  33. ^ "Gerald K. O'Neil – Participant on board The Founders Flight". CelestisInc. Retrieved March 14, 2014.
  34. ^ "Krafft A. Ehricke – Participant on board The Founders Flight". CelestisInc. Retrieved March 14, 2014.
  35. ^ "Timothy Francis Leary – Participant on board The Founders Flight". CelestisInc. Retrieved March 14, 2014.
  36. ^ "Charles Oren Bennett – Participant on board The Millennial Flight". CelestisInc. Retrieved March 14, 2014.

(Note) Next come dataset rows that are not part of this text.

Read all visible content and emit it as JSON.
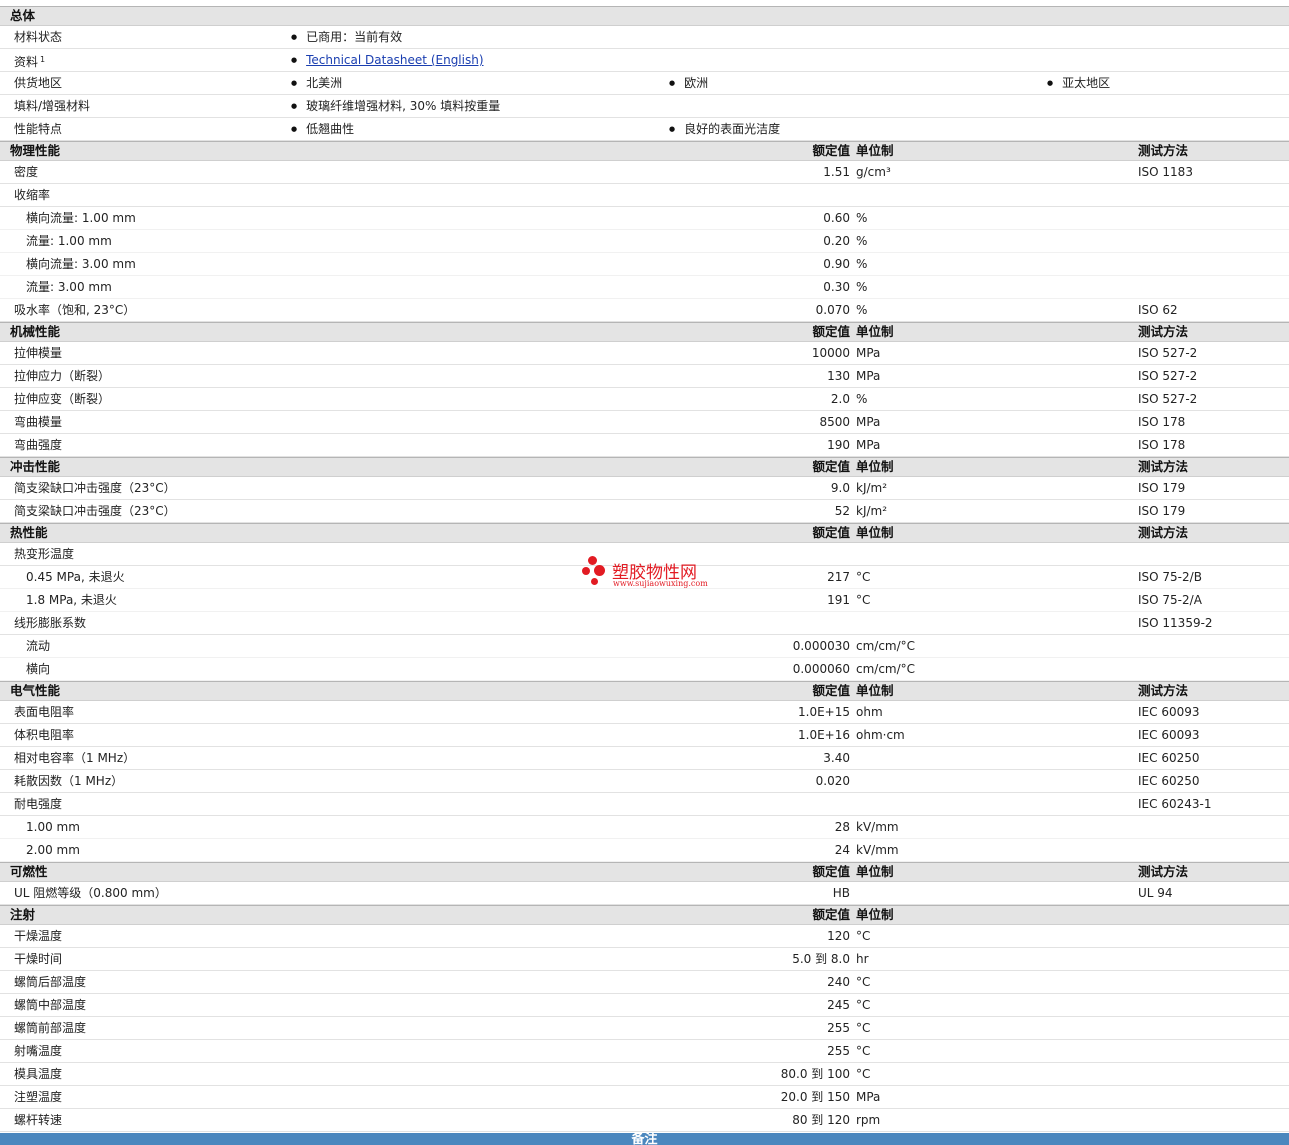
{
  "general": {
    "title": "总体",
    "rows": [
      {
        "label": "材料状态",
        "items": [
          "已商用：当前有效"
        ]
      },
      {
        "label": "资料",
        "sup": "1",
        "link": "Technical Datasheet (English)"
      },
      {
        "label": "供货地区",
        "items": [
          "北美洲",
          "欧洲",
          "亚太地区"
        ]
      },
      {
        "label": "填料/增强材料",
        "items": [
          "玻璃纤维增强材料, 30% 填料按重量"
        ]
      },
      {
        "label": "性能特点",
        "items": [
          "低翘曲性",
          "良好的表面光洁度"
        ]
      }
    ]
  },
  "headers": {
    "value": "额定值",
    "unit": "单位制",
    "test": "测试方法"
  },
  "sections": [
    {
      "title": "物理性能",
      "show_test": true,
      "rows": [
        {
          "label": "密度",
          "value": "1.51",
          "unit": "g/cm³",
          "test": "ISO 1183"
        },
        {
          "label": "收缩率"
        },
        {
          "label": "横向流量: 1.00 mm",
          "sub": true,
          "value": "0.60",
          "unit": "%"
        },
        {
          "label": "流量: 1.00 mm",
          "sub": true,
          "value": "0.20",
          "unit": "%"
        },
        {
          "label": "横向流量: 3.00 mm",
          "sub": true,
          "value": "0.90",
          "unit": "%"
        },
        {
          "label": "流量: 3.00 mm",
          "sub": true,
          "value": "0.30",
          "unit": "%"
        },
        {
          "label": "吸水率（饱和, 23°C）",
          "value": "0.070",
          "unit": "%",
          "test": "ISO 62"
        }
      ]
    },
    {
      "title": "机械性能",
      "show_test": true,
      "rows": [
        {
          "label": "拉伸模量",
          "value": "10000",
          "unit": "MPa",
          "test": "ISO 527-2"
        },
        {
          "label": "拉伸应力（断裂）",
          "value": "130",
          "unit": "MPa",
          "test": "ISO 527-2"
        },
        {
          "label": "拉伸应变（断裂）",
          "value": "2.0",
          "unit": "%",
          "test": "ISO 527-2"
        },
        {
          "label": "弯曲模量",
          "value": "8500",
          "unit": "MPa",
          "test": "ISO 178"
        },
        {
          "label": "弯曲强度",
          "value": "190",
          "unit": "MPa",
          "test": "ISO 178"
        }
      ]
    },
    {
      "title": "冲击性能",
      "show_test": true,
      "rows": [
        {
          "label": "简支梁缺口冲击强度（23°C）",
          "value": "9.0",
          "unit": "kJ/m²",
          "test": "ISO 179"
        },
        {
          "label": "简支梁缺口冲击强度（23°C）",
          "value": "52",
          "unit": "kJ/m²",
          "test": "ISO 179"
        }
      ]
    },
    {
      "title": "热性能",
      "show_test": true,
      "rows": [
        {
          "label": "热变形温度"
        },
        {
          "label": "0.45 MPa, 未退火",
          "sub": true,
          "value": "217",
          "unit": "°C",
          "test": "ISO 75-2/B"
        },
        {
          "label": "1.8 MPa, 未退火",
          "sub": true,
          "value": "191",
          "unit": "°C",
          "test": "ISO 75-2/A"
        },
        {
          "label": "线形膨胀系数",
          "test": "ISO 11359-2"
        },
        {
          "label": "流动",
          "sub": true,
          "value": "0.000030",
          "unit": "cm/cm/°C"
        },
        {
          "label": "横向",
          "sub": true,
          "value": "0.000060",
          "unit": "cm/cm/°C"
        }
      ]
    },
    {
      "title": "电气性能",
      "show_test": true,
      "rows": [
        {
          "label": "表面电阻率",
          "value": "1.0E+15",
          "unit": "ohm",
          "test": "IEC 60093"
        },
        {
          "label": "体积电阻率",
          "value": "1.0E+16",
          "unit": "ohm·cm",
          "test": "IEC 60093"
        },
        {
          "label": "相对电容率（1 MHz）",
          "value": "3.40",
          "test": "IEC 60250"
        },
        {
          "label": "耗散因数（1 MHz）",
          "value": "0.020",
          "test": "IEC 60250"
        },
        {
          "label": "耐电强度",
          "test": "IEC 60243-1"
        },
        {
          "label": "1.00 mm",
          "sub": true,
          "value": "28",
          "unit": "kV/mm"
        },
        {
          "label": "2.00 mm",
          "sub": true,
          "value": "24",
          "unit": "kV/mm"
        }
      ]
    },
    {
      "title": "可燃性",
      "show_test": true,
      "rows": [
        {
          "label": "UL 阻燃等级（0.800 mm）",
          "value": "HB",
          "test": "UL 94"
        }
      ]
    },
    {
      "title": "注射",
      "show_test": false,
      "rows": [
        {
          "label": "干燥温度",
          "value": "120",
          "unit": "°C"
        },
        {
          "label": "干燥时间",
          "value": "5.0 到  8.0",
          "unit": "hr"
        },
        {
          "label": "螺筒后部温度",
          "value": "240",
          "unit": "°C"
        },
        {
          "label": "螺筒中部温度",
          "value": "245",
          "unit": "°C"
        },
        {
          "label": "螺筒前部温度",
          "value": "255",
          "unit": "°C"
        },
        {
          "label": "射嘴温度",
          "value": "255",
          "unit": "°C"
        },
        {
          "label": "模具温度",
          "value": "80.0 到  100",
          "unit": "°C"
        },
        {
          "label": "注塑温度",
          "value": "20.0 到  150",
          "unit": "MPa"
        },
        {
          "label": "螺杆转速",
          "value": "80 到  120",
          "unit": "rpm"
        }
      ]
    }
  ],
  "notes": {
    "title": "备注"
  },
  "watermark": {
    "text": "塑胶物性网",
    "url": "www.sujiaowuxing.com",
    "color": "#e21b23"
  }
}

  37. ^ "James M. Doohan – Celestis New Frontier Flight Participant". CelestisInc. Retrieved March 14, 2014.
  38. ^ "James M. Doohan – Participant on board The Legacy Flight". CelestisInc. Retrieved March 14, 2014.
  39. ^ a b Celestis – The Legacy flight
  40. ^ "James M. Doohan – Participant on board The Explorers Flight". CelestisInc. Retrieved March 14, 2014.
  41. ^ "Luna Flight 01 – Celestis Memorial Spaceflights". CelestisInc. Retrieved March 14, 2014.
  42. ^ "Launch of Eugene Shoemaker on First Celestis Luna Mission". CelestisInc. Retrieved March 14, 2014.
  43. ^ http://elysiumspace.com/ja/product/shooting-star-memorial-jp/
  44. ^ a b c "Celestis Memorial Spaceflights -- Participants in Future Flights". CelestisInc. Retrieved May 19, 2015.
  45. ^ "Gene & Majel Roddenberry - Participants on board a Future Celestis Memorial Spaceflight". CelestisInc. Retrieved May 19, 2015.
  46. ^ "William Reid Pogue - Participant on board a Future Celestis Memorial Spaceflight". CelestisInc. Retrieved May 19, 2015.
  47. ^ "Luise Clayborn Kaish - Participant on board a Future Celestis Memorial Spaceflight". CelestisInc. Retrieved May 19, 2015.

External links[edit]